== Material to process ==
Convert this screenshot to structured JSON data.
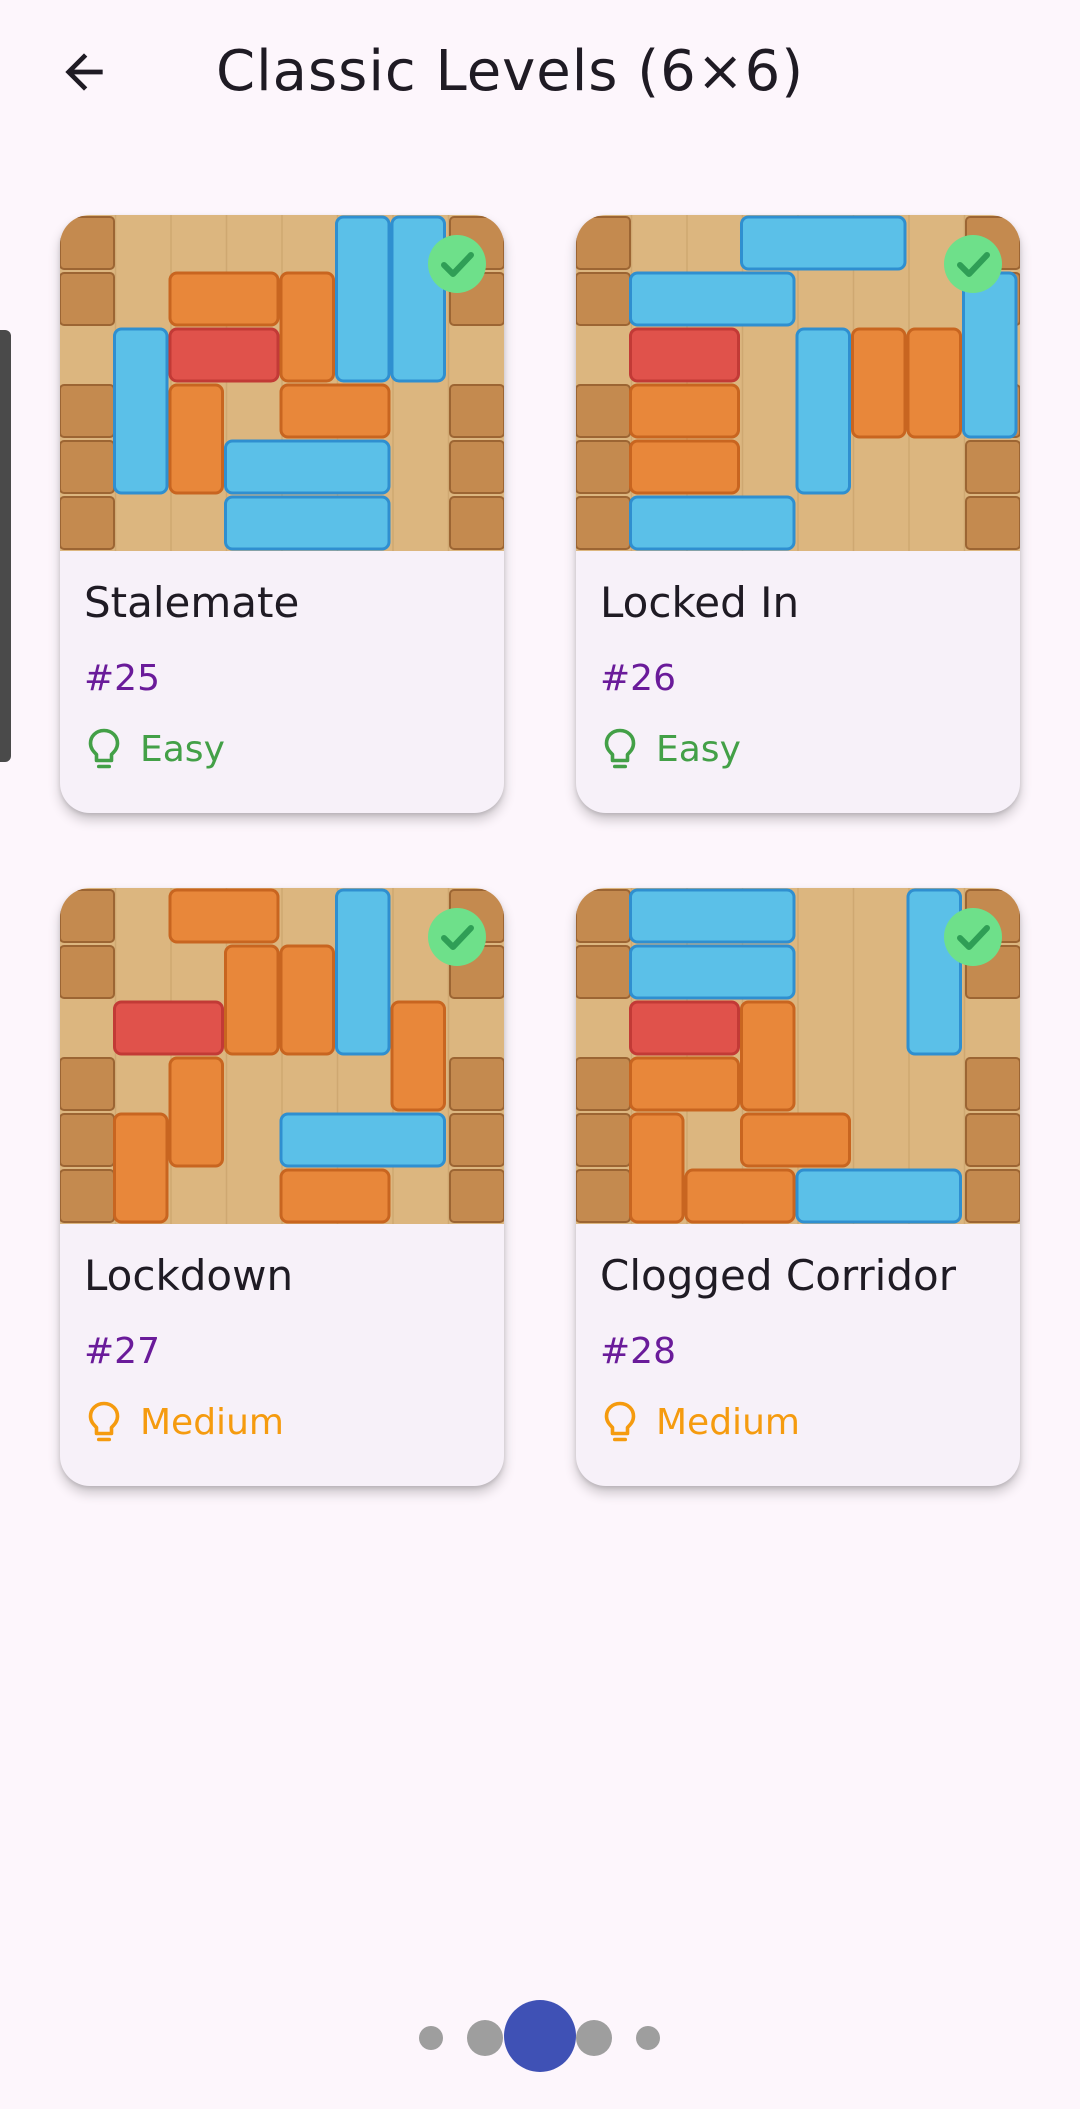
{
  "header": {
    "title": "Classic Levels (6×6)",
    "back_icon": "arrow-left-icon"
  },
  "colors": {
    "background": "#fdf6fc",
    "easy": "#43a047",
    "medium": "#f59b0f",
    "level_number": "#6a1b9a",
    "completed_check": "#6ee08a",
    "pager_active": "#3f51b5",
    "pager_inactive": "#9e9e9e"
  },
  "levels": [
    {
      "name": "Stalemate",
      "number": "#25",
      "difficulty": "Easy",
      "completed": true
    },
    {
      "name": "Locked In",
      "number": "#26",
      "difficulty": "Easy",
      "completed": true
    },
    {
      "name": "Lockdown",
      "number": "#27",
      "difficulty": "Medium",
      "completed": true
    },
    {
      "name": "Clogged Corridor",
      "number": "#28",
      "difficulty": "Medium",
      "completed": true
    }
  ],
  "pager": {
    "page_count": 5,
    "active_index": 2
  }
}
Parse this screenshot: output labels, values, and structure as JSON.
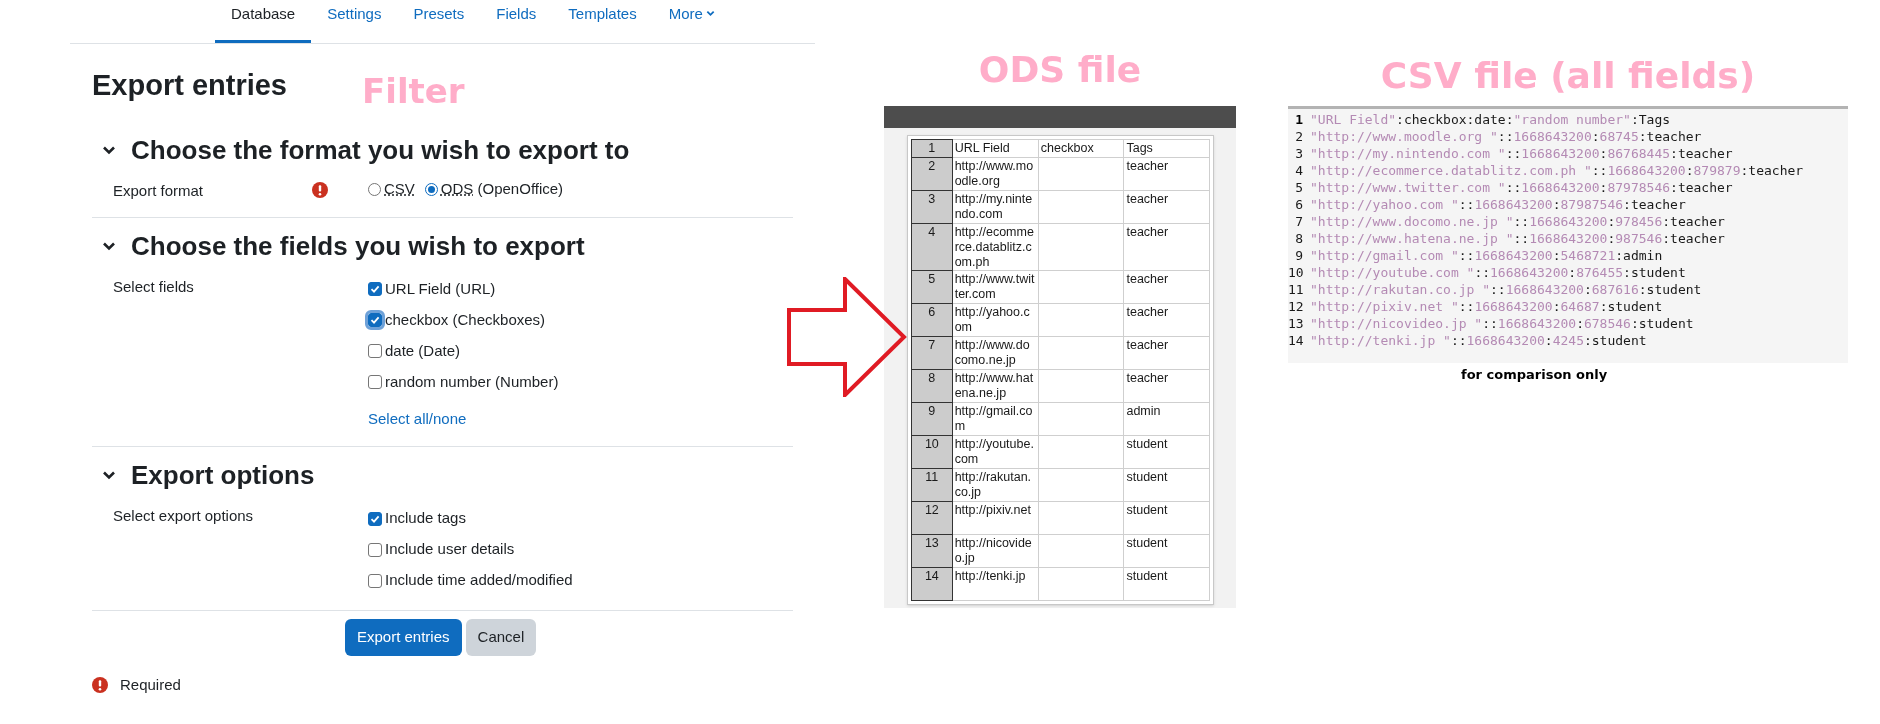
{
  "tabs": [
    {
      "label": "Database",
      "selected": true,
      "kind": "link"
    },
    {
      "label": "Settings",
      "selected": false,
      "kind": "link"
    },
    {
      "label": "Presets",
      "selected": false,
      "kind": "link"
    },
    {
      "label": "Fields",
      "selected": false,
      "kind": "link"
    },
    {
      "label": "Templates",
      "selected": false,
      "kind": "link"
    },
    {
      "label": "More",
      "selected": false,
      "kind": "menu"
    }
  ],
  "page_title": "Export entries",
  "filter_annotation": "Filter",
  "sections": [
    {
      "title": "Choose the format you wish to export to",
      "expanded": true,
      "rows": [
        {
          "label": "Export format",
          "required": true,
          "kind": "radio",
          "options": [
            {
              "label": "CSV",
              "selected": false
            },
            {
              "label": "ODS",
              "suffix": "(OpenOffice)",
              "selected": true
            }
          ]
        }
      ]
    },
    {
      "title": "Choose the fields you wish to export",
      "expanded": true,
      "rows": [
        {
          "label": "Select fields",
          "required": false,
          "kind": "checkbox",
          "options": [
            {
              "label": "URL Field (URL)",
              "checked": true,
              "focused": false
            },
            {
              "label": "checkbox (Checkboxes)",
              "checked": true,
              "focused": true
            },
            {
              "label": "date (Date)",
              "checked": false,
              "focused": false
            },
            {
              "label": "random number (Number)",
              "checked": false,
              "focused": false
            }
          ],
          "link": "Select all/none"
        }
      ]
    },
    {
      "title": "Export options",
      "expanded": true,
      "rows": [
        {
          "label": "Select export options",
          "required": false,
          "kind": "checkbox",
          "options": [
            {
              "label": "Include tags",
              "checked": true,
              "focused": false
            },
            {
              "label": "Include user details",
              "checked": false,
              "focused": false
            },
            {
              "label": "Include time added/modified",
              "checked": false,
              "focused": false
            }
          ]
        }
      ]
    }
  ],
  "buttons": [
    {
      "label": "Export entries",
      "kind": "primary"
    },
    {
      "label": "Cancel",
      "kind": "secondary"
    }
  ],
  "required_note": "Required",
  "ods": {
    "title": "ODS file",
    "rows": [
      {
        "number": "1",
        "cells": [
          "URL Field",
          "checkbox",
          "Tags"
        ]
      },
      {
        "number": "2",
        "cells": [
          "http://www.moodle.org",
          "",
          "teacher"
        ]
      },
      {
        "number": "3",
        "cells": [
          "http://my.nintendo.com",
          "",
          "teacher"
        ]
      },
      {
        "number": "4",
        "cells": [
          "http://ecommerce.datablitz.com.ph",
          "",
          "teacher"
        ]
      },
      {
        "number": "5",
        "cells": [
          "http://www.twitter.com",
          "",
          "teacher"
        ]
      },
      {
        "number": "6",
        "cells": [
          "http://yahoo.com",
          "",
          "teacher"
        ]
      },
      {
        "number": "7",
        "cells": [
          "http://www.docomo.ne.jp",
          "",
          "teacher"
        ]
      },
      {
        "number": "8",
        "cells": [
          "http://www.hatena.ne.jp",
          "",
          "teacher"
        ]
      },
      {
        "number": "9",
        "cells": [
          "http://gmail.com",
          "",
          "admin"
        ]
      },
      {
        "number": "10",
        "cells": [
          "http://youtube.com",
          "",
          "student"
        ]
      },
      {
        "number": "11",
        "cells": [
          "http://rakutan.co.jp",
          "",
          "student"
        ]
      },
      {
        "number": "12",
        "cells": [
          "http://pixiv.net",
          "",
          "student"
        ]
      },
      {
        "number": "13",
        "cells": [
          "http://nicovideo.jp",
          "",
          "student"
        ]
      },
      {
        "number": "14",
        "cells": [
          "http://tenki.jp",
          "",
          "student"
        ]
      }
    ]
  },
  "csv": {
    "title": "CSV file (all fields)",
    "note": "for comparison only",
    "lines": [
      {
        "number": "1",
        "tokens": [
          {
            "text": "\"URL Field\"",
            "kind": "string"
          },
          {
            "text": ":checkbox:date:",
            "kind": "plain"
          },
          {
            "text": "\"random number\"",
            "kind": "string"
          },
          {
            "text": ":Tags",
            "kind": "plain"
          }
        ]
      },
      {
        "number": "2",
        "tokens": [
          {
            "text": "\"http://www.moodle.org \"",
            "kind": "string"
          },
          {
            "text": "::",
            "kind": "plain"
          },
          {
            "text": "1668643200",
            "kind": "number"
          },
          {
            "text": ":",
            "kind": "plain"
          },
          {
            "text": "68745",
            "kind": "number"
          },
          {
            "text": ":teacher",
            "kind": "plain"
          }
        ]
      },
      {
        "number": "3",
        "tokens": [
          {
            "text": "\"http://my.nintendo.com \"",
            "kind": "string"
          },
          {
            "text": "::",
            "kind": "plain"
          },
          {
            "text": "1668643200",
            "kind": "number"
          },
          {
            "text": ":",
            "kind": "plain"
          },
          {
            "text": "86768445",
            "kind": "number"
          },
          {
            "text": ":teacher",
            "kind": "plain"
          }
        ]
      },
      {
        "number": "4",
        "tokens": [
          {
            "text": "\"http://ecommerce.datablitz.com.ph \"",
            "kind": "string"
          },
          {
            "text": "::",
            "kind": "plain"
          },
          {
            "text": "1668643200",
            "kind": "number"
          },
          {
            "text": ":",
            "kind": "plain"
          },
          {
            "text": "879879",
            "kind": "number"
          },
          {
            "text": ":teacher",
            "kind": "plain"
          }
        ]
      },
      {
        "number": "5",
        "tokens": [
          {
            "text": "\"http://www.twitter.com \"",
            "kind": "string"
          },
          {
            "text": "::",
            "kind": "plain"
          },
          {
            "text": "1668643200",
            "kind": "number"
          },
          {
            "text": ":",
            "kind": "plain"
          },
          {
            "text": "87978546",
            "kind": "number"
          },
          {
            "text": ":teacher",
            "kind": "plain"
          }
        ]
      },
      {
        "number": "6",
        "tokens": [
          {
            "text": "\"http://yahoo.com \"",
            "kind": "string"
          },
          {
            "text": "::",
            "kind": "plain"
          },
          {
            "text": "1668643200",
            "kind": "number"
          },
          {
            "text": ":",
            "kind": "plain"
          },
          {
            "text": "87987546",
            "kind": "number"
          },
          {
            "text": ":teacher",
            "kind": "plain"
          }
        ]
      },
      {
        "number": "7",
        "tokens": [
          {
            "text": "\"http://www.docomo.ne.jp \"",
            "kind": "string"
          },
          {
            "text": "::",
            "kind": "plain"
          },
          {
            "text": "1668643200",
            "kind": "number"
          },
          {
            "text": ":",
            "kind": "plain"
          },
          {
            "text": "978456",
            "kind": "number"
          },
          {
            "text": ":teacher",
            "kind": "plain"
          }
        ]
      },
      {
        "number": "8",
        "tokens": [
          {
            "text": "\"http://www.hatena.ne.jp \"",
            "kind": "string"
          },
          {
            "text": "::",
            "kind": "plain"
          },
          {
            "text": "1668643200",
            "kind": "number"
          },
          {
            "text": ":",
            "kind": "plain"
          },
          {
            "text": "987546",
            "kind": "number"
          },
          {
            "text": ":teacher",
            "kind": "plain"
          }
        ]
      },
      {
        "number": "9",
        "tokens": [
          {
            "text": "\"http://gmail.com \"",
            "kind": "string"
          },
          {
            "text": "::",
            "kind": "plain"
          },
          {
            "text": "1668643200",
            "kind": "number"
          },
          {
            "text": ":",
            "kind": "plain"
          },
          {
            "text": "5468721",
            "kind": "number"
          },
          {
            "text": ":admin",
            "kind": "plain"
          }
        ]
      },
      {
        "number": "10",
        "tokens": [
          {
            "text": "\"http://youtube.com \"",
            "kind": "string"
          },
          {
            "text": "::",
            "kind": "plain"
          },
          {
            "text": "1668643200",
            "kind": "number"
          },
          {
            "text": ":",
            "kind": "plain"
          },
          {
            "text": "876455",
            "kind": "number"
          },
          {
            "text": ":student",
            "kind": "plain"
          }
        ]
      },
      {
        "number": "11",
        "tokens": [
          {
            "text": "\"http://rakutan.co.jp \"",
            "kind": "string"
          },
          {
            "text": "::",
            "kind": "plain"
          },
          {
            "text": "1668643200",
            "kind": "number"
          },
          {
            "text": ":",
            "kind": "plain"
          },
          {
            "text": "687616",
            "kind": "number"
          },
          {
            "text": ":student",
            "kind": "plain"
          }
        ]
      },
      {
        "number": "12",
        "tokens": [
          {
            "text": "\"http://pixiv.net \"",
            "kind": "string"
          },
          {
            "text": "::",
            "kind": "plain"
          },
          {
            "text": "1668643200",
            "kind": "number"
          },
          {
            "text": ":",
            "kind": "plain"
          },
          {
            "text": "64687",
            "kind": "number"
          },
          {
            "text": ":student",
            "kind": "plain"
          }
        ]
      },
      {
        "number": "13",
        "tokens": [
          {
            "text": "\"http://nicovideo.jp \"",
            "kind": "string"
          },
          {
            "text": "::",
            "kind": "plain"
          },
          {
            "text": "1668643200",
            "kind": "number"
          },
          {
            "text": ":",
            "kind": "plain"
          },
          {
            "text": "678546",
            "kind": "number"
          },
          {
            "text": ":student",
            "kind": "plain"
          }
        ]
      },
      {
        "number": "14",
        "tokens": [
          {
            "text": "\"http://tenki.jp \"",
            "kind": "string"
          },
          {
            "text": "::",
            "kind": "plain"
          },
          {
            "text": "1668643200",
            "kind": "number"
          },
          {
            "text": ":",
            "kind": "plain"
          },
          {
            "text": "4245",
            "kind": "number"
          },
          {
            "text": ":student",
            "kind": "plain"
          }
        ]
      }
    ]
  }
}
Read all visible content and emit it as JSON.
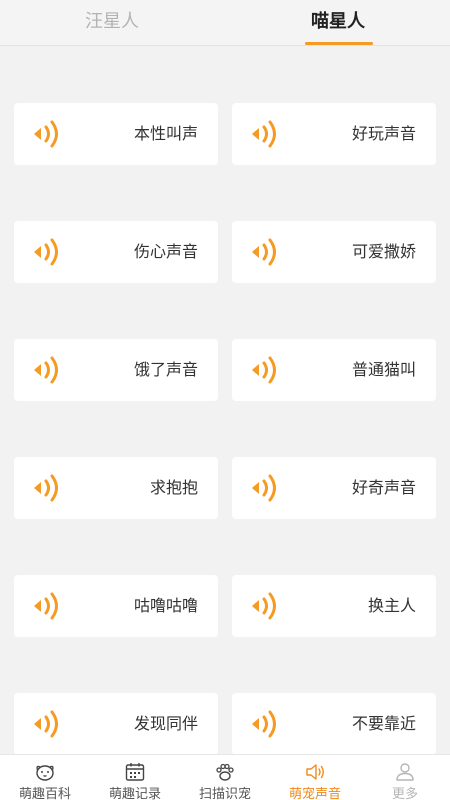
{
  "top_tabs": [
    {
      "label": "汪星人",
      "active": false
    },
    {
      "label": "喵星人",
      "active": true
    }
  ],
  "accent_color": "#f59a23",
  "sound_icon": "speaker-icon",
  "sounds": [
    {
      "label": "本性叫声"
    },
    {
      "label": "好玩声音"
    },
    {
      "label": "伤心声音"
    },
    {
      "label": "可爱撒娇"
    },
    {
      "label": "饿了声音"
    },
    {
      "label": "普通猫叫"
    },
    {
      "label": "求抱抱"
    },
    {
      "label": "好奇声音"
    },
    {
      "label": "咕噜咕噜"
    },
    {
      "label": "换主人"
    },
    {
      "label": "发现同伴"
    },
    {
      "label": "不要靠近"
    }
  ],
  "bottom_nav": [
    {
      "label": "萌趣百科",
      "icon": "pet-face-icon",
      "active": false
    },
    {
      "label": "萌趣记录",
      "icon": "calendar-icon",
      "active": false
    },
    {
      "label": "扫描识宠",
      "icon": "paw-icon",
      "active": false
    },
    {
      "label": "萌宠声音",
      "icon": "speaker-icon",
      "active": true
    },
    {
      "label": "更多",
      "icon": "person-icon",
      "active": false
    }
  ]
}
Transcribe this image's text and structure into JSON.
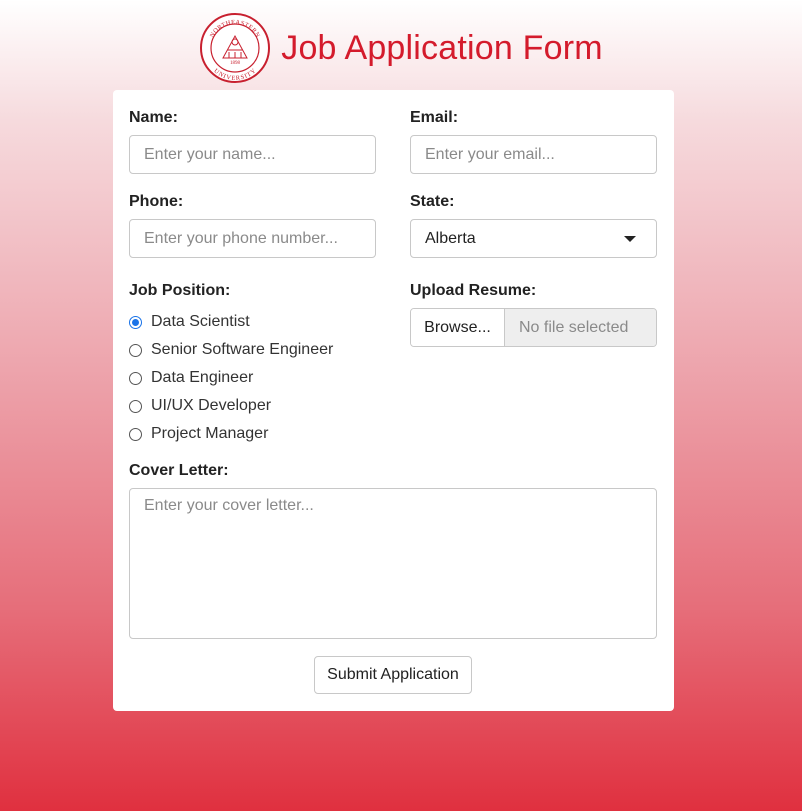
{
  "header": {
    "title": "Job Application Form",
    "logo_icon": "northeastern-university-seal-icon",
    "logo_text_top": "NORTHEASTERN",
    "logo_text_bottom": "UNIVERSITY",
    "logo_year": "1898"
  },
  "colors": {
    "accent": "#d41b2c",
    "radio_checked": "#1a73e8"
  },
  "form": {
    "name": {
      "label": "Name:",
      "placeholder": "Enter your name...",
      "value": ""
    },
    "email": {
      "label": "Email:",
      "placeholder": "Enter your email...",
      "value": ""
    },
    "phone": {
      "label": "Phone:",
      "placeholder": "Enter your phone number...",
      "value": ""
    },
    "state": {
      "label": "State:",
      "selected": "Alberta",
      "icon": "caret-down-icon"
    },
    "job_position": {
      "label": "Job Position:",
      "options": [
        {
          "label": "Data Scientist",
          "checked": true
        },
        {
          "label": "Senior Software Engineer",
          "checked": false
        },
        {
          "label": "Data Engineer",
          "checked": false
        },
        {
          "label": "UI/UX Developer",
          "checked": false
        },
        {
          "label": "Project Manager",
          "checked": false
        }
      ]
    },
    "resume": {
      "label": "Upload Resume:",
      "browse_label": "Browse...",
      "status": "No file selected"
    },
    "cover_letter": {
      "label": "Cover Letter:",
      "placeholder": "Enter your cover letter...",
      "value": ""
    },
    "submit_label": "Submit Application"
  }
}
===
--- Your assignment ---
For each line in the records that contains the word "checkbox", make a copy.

--- Result of this exercise ---
          "kind": "checkbox",
              "label": "checkbox (Checkboxes)",
          "kind": "checkbox",
          "checkbox",
            "text": ":checkbox:date:",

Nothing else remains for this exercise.